DATASET below:
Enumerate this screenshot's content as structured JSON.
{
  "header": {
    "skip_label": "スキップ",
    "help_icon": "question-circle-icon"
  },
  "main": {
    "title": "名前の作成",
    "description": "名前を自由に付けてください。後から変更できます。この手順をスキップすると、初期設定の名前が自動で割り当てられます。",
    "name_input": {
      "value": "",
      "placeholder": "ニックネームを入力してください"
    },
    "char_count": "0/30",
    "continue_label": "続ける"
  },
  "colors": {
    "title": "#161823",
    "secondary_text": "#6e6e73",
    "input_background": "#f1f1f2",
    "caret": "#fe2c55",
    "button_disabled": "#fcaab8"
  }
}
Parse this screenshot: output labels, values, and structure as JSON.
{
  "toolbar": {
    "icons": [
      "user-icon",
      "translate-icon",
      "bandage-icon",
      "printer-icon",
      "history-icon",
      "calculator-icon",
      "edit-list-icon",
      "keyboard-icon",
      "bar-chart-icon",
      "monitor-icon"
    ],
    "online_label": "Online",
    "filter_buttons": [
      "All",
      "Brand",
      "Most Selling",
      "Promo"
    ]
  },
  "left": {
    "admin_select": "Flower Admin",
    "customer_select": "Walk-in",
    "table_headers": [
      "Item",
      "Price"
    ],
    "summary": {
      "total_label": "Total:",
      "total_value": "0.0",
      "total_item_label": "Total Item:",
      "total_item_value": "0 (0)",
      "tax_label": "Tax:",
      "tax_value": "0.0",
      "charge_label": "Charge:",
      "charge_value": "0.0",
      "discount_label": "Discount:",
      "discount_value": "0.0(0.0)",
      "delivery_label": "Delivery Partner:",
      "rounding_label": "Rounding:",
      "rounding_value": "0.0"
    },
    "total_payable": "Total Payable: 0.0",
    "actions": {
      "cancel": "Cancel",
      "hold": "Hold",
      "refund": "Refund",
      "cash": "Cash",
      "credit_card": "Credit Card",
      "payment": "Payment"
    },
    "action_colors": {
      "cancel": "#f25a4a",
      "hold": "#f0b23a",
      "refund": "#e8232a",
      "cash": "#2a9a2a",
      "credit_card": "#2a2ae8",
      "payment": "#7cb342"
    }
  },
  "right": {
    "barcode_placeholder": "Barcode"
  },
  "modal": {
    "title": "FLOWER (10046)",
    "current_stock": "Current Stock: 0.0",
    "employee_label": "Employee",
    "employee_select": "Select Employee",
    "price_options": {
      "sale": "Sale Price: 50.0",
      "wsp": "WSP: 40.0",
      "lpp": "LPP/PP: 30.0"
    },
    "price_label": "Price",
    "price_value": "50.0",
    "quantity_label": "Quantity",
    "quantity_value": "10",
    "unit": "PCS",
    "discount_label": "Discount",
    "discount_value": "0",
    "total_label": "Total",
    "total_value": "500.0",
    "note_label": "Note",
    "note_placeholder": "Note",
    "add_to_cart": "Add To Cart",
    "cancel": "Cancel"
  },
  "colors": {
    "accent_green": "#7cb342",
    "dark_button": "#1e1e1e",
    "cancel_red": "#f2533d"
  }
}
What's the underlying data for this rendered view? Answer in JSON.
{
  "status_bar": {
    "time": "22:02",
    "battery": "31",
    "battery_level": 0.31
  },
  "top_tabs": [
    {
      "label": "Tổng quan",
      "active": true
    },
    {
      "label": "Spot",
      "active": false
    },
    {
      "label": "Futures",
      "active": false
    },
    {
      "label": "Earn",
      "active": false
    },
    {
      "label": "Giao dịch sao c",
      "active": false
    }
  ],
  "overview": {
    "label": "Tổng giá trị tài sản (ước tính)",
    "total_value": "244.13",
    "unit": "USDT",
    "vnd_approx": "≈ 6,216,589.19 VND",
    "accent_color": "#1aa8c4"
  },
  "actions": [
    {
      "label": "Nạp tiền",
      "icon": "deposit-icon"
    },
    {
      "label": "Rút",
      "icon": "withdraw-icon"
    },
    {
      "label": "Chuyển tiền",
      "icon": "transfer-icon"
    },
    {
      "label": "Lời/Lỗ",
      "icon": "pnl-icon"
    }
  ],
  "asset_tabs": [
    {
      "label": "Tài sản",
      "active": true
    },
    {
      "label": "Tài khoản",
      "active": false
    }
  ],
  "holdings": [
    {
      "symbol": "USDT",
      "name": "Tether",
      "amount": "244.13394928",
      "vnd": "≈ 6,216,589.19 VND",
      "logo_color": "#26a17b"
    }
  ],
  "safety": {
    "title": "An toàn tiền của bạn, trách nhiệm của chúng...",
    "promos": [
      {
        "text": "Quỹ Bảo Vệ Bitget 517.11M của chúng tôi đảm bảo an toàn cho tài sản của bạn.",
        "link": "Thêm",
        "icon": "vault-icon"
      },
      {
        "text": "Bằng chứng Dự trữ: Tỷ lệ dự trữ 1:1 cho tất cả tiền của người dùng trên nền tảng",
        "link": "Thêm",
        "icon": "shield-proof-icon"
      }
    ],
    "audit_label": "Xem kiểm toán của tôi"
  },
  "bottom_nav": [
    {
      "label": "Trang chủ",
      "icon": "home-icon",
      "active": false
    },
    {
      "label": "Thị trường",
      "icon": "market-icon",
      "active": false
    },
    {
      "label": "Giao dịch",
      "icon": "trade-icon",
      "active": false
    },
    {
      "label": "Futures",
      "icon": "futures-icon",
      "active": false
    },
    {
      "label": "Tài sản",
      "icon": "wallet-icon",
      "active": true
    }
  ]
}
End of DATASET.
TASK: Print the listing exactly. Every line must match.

TASK OUTPUT:
Enumerate this screenshot's content as structured JSON.
{
  "header": {
    "skip_label": "スキップ",
    "help_icon": "question-circle-icon"
  },
  "main": {
    "title": "名前の作成",
    "description": "名前を自由に付けてください。後から変更できます。この手順をスキップすると、初期設定の名前が自動で割り当てられます。",
    "name_input": {
      "value": "",
      "placeholder": "ニックネームを入力してください"
    },
    "char_count": "0/30",
    "continue_label": "続ける"
  },
  "colors": {
    "title": "#161823",
    "secondary_text": "#6e6e73",
    "input_background": "#f1f1f2",
    "caret": "#fe2c55",
    "button_disabled": "#fcaab8"
  }
}
Parse this screenshot: output labels, values, and structure as JSON.
{
  "toolbar": {
    "icons": [
      "user-icon",
      "translate-icon",
      "bandage-icon",
      "printer-icon",
      "history-icon",
      "calculator-icon",
      "edit-list-icon",
      "keyboard-icon",
      "bar-chart-icon",
      "monitor-icon"
    ],
    "online_label": "Online",
    "filter_buttons": [
      "All",
      "Brand",
      "Most Selling",
      "Promo"
    ]
  },
  "left": {
    "admin_select": "Flower Admin",
    "customer_select": "Walk-in",
    "table_headers": [
      "Item",
      "Price"
    ],
    "summary": {
      "total_label": "Total:",
      "total_value": "0.0",
      "total_item_label": "Total Item:",
      "total_item_value": "0 (0)",
      "tax_label": "Tax:",
      "tax_value": "0.0",
      "charge_label": "Charge:",
      "charge_value": "0.0",
      "discount_label": "Discount:",
      "discount_value": "0.0(0.0)",
      "delivery_label": "Delivery Partner:",
      "rounding_label": "Rounding:",
      "rounding_value": "0.0"
    },
    "total_payable": "Total Payable: 0.0",
    "actions": {
      "cancel": "Cancel",
      "hold": "Hold",
      "refund": "Refund",
      "cash": "Cash",
      "credit_card": "Credit Card",
      "payment": "Payment"
    },
    "action_colors": {
      "cancel": "#f25a4a",
      "hold": "#f0b23a",
      "refund": "#e8232a",
      "cash": "#2a9a2a",
      "credit_card": "#2a2ae8",
      "payment": "#7cb342"
    }
  },
  "right": {
    "barcode_placeholder": "Barcode"
  },
  "modal": {
    "title": "FLOWER (10046)",
    "current_stock": "Current Stock: 0.0",
    "employee_label": "Employee",
    "employee_select": "Select Employee",
    "price_options": {
      "sale": "Sale Price: 50.0",
      "wsp": "WSP: 40.0",
      "lpp": "LPP/PP: 30.0"
    },
    "price_label": "Price",
    "price_value": "50.0",
    "quantity_label": "Quantity",
    "quantity_value": "10",
    "unit": "PCS",
    "discount_label": "Discount",
    "discount_value": "0",
    "total_label": "Total",
    "total_value": "500.0",
    "note_label": "Note",
    "note_placeholder": "Note",
    "add_to_cart": "Add To Cart",
    "cancel": "Cancel"
  },
  "colors": {
    "accent_green": "#7cb342",
    "dark_button": "#1e1e1e",
    "cancel_red": "#f2533d"
  }
}
What's the underlying data for this rendered view? Answer in JSON.
{
  "status_bar": {
    "time": "22:02",
    "battery": "31",
    "battery_level": 0.31
  },
  "top_tabs": [
    {
      "label": "Tổng quan",
      "active": true
    },
    {
      "label": "Spot",
      "active": false
    },
    {
      "label": "Futures",
      "active": false
    },
    {
      "label": "Earn",
      "active": false
    },
    {
      "label": "Giao dịch sao c",
      "active": false
    }
  ],
  "overview": {
    "label": "Tổng giá trị tài sản (ước tính)",
    "total_value": "244.13",
    "unit": "USDT",
    "vnd_approx": "≈ 6,216,589.19 VND",
    "accent_color": "#1aa8c4"
  },
  "actions": [
    {
      "label": "Nạp tiền",
      "icon": "deposit-icon"
    },
    {
      "label": "Rút",
      "icon": "withdraw-icon"
    },
    {
      "label": "Chuyển tiền",
      "icon": "transfer-icon"
    },
    {
      "label": "Lời/Lỗ",
      "icon": "pnl-icon"
    }
  ],
  "asset_tabs": [
    {
      "label": "Tài sản",
      "active": true
    },
    {
      "label": "Tài khoản",
      "active": false
    }
  ],
  "holdings": [
    {
      "symbol": "USDT",
      "name": "Tether",
      "amount": "244.13394928",
      "vnd": "≈ 6,216,589.19 VND",
      "logo_color": "#26a17b"
    }
  ],
  "safety": {
    "title": "An toàn tiền của bạn, trách nhiệm của chúng...",
    "promos": [
      {
        "text": "Quỹ Bảo Vệ Bitget 517.11M của chúng tôi đảm bảo an toàn cho tài sản của bạn.",
        "link": "Thêm",
        "icon": "vault-icon"
      },
      {
        "text": "Bằng chứng Dự trữ: Tỷ lệ dự trữ 1:1 cho tất cả tiền của người dùng trên nền tảng",
        "link": "Thêm",
        "icon": "shield-proof-icon"
      }
    ],
    "audit_label": "Xem kiểm toán của tôi"
  },
  "bottom_nav": [
    {
      "label": "Trang chủ",
      "icon": "home-icon",
      "active": false
    },
    {
      "label": "Thị trường",
      "icon": "market-icon",
      "active": false
    },
    {
      "label": "Giao dịch",
      "icon": "trade-icon",
      "active": false
    },
    {
      "label": "Futures",
      "icon": "futures-icon",
      "active": false
    },
    {
      "label": "Tài sản",
      "icon": "wallet-icon",
      "active": true
    }
  ]
}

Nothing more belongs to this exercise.